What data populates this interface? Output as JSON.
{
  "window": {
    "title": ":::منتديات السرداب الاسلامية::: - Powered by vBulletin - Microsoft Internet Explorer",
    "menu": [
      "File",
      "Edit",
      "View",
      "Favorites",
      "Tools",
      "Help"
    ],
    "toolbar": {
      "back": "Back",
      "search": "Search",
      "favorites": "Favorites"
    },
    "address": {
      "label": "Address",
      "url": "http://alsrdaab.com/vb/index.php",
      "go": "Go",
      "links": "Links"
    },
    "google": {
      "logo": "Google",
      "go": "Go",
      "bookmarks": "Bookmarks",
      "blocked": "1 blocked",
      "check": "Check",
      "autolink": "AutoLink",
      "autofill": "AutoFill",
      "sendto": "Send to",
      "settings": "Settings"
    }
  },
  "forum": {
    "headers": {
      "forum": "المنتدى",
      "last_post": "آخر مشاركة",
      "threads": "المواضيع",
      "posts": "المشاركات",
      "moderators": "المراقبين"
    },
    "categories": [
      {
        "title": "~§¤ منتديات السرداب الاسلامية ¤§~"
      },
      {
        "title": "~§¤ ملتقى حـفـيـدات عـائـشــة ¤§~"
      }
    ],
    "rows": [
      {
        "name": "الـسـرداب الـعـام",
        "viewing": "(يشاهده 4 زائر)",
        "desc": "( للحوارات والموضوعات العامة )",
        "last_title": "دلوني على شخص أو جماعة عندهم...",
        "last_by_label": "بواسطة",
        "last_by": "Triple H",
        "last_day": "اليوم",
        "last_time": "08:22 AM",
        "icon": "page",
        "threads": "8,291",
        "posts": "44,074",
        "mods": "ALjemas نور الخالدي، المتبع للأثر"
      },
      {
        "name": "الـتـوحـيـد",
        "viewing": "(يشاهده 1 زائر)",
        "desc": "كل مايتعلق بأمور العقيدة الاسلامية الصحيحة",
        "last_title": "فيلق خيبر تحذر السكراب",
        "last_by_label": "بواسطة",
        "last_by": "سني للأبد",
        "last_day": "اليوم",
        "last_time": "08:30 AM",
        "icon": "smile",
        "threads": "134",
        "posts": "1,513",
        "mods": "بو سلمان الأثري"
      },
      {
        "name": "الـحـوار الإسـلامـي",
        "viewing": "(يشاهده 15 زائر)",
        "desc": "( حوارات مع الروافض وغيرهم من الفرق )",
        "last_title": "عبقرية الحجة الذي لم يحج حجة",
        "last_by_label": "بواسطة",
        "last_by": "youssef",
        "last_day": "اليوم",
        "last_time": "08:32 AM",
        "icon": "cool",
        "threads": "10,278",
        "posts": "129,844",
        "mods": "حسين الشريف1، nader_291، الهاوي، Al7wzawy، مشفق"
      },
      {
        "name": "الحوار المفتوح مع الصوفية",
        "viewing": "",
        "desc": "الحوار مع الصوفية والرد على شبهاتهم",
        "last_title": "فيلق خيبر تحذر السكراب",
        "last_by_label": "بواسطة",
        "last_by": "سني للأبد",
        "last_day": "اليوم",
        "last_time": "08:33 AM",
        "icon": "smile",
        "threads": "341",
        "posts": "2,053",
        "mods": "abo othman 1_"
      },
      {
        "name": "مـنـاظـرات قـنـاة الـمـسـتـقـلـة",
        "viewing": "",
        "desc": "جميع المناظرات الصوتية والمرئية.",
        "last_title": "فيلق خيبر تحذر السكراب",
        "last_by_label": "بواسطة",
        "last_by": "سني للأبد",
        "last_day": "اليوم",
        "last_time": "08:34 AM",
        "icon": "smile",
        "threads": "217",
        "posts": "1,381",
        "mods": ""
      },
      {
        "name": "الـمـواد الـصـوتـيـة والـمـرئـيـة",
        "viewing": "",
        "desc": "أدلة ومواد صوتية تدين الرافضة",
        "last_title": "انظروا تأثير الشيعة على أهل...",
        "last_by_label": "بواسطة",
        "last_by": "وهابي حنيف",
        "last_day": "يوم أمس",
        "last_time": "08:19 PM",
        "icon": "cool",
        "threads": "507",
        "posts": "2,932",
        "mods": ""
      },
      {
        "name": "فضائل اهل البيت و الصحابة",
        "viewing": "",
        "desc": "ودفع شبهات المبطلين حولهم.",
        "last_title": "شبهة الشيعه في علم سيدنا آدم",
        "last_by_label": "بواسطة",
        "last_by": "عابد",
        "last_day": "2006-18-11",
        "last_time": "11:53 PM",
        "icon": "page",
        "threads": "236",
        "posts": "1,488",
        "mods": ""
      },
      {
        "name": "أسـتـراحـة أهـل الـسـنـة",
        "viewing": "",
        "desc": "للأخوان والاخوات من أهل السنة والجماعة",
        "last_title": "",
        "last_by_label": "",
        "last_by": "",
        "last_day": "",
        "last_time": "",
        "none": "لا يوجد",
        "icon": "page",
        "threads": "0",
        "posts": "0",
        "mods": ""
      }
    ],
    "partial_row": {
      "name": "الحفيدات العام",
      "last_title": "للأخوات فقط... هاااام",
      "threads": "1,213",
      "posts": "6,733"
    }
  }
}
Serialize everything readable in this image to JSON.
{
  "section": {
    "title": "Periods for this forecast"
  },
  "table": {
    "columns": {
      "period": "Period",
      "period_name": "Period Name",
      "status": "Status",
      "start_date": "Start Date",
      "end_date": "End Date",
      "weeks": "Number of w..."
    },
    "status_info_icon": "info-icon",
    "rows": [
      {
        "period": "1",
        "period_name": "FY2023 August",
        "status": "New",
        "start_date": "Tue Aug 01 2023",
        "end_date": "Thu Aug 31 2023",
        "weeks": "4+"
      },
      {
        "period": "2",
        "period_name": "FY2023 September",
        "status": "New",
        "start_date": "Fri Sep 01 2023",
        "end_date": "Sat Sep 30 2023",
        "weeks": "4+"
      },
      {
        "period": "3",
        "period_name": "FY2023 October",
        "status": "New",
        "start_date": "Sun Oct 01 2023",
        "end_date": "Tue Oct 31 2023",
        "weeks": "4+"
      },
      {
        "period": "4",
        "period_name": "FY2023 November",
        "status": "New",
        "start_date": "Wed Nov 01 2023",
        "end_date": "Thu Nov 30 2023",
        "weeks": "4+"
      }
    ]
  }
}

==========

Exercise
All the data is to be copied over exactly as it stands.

Answer to this problem
What data populates this interface? Output as JSON.
{
  "window": {
    "title": ":::منتديات السرداب الاسلامية::: - Powered by vBulletin - Microsoft Internet Explorer",
    "menu": [
      "File",
      "Edit",
      "View",
      "Favorites",
      "Tools",
      "Help"
    ],
    "toolbar": {
      "back": "Back",
      "search": "Search",
      "favorites": "Favorites"
    },
    "address": {
      "label": "Address",
      "url": "http://alsrdaab.com/vb/index.php",
      "go": "Go",
      "links": "Links"
    },
    "google": {
      "logo": "Google",
      "go": "Go",
      "bookmarks": "Bookmarks",
      "blocked": "1 blocked",
      "check": "Check",
      "autolink": "AutoLink",
      "autofill": "AutoFill",
      "sendto": "Send to",
      "settings": "Settings"
    }
  },
  "forum": {
    "headers": {
      "forum": "المنتدى",
      "last_post": "آخر مشاركة",
      "threads": "المواضيع",
      "posts": "المشاركات",
      "moderators": "المراقبين"
    },
    "categories": [
      {
        "title": "~§¤ منتديات السرداب الاسلامية ¤§~"
      },
      {
        "title": "~§¤ ملتقى حـفـيـدات عـائـشــة ¤§~"
      }
    ],
    "rows": [
      {
        "name": "الـسـرداب الـعـام",
        "viewing": "(يشاهده 4 زائر)",
        "desc": "( للحوارات والموضوعات العامة )",
        "last_title": "دلوني على شخص أو جماعة عندهم...",
        "last_by_label": "بواسطة",
        "last_by": "Triple H",
        "last_day": "اليوم",
        "last_time": "08:22 AM",
        "icon": "page",
        "threads": "8,291",
        "posts": "44,074",
        "mods": "ALjemas نور الخالدي، المتبع للأثر"
      },
      {
        "name": "الـتـوحـيـد",
        "viewing": "(يشاهده 1 زائر)",
        "desc": "كل مايتعلق بأمور العقيدة الاسلامية الصحيحة",
        "last_title": "فيلق خيبر تحذر السكراب",
        "last_by_label": "بواسطة",
        "last_by": "سني للأبد",
        "last_day": "اليوم",
        "last_time": "08:30 AM",
        "icon": "smile",
        "threads": "134",
        "posts": "1,513",
        "mods": "بو سلمان الأثري"
      },
      {
        "name": "الـحـوار الإسـلامـي",
        "viewing": "(يشاهده 15 زائر)",
        "desc": "( حوارات مع الروافض وغيرهم من الفرق )",
        "last_title": "عبقرية الحجة الذي لم يحج حجة",
        "last_by_label": "بواسطة",
        "last_by": "youssef",
        "last_day": "اليوم",
        "last_time": "08:32 AM",
        "icon": "cool",
        "threads": "10,278",
        "posts": "129,844",
        "mods": "حسين الشريف1، nader_291، الهاوي، Al7wzawy، مشفق"
      },
      {
        "name": "الحوار المفتوح مع الصوفية",
        "viewing": "",
        "desc": "الحوار مع الصوفية والرد على شبهاتهم",
        "last_title": "فيلق خيبر تحذر السكراب",
        "last_by_label": "بواسطة",
        "last_by": "سني للأبد",
        "last_day": "اليوم",
        "last_time": "08:33 AM",
        "icon": "smile",
        "threads": "341",
        "posts": "2,053",
        "mods": "abo othman 1_"
      },
      {
        "name": "مـنـاظـرات قـنـاة الـمـسـتـقـلـة",
        "viewing": "",
        "desc": "جميع المناظرات الصوتية والمرئية.",
        "last_title": "فيلق خيبر تحذر السكراب",
        "last_by_label": "بواسطة",
        "last_by": "سني للأبد",
        "last_day": "اليوم",
        "last_time": "08:34 AM",
        "icon": "smile",
        "threads": "217",
        "posts": "1,381",
        "mods": ""
      },
      {
        "name": "الـمـواد الـصـوتـيـة والـمـرئـيـة",
        "viewing": "",
        "desc": "أدلة ومواد صوتية تدين الرافضة",
        "last_title": "انظروا تأثير الشيعة على أهل...",
        "last_by_label": "بواسطة",
        "last_by": "وهابي حنيف",
        "last_day": "يوم أمس",
        "last_time": "08:19 PM",
        "icon": "cool",
        "threads": "507",
        "posts": "2,932",
        "mods": ""
      },
      {
        "name": "فضائل اهل البيت و الصحابة",
        "viewing": "",
        "desc": "ودفع شبهات المبطلين حولهم.",
        "last_title": "شبهة الشيعه في علم سيدنا آدم",
        "last_by_label": "بواسطة",
        "last_by": "عابد",
        "last_day": "2006-18-11",
        "last_time": "11:53 PM",
        "icon": "page",
        "threads": "236",
        "posts": "1,488",
        "mods": ""
      },
      {
        "name": "أسـتـراحـة أهـل الـسـنـة",
        "viewing": "",
        "desc": "للأخوان والاخوات من أهل السنة والجماعة",
        "last_title": "",
        "last_by_label": "",
        "last_by": "",
        "last_day": "",
        "last_time": "",
        "none": "لا يوجد",
        "icon": "page",
        "threads": "0",
        "posts": "0",
        "mods": ""
      }
    ],
    "partial_row": {
      "name": "الحفيدات العام",
      "last_title": "للأخوات فقط... هاااام",
      "threads": "1,213",
      "posts": "6,733"
    }
  }
}
Serialize everything readable in this image to JSON.
{
  "section": {
    "title": "Periods for this forecast"
  },
  "table": {
    "columns": {
      "period": "Period",
      "period_name": "Period Name",
      "status": "Status",
      "start_date": "Start Date",
      "end_date": "End Date",
      "weeks": "Number of w..."
    },
    "status_info_icon": "info-icon",
    "rows": [
      {
        "period": "1",
        "period_name": "FY2023 August",
        "status": "New",
        "start_date": "Tue Aug 01 2023",
        "end_date": "Thu Aug 31 2023",
        "weeks": "4+"
      },
      {
        "period": "2",
        "period_name": "FY2023 September",
        "status": "New",
        "start_date": "Fri Sep 01 2023",
        "end_date": "Sat Sep 30 2023",
        "weeks": "4+"
      },
      {
        "period": "3",
        "period_name": "FY2023 October",
        "status": "New",
        "start_date": "Sun Oct 01 2023",
        "end_date": "Tue Oct 31 2023",
        "weeks": "4+"
      },
      {
        "period": "4",
        "period_name": "FY2023 November",
        "status": "New",
        "start_date": "Wed Nov 01 2023",
        "end_date": "Thu Nov 30 2023",
        "weeks": "4+"
      }
    ]
  }
}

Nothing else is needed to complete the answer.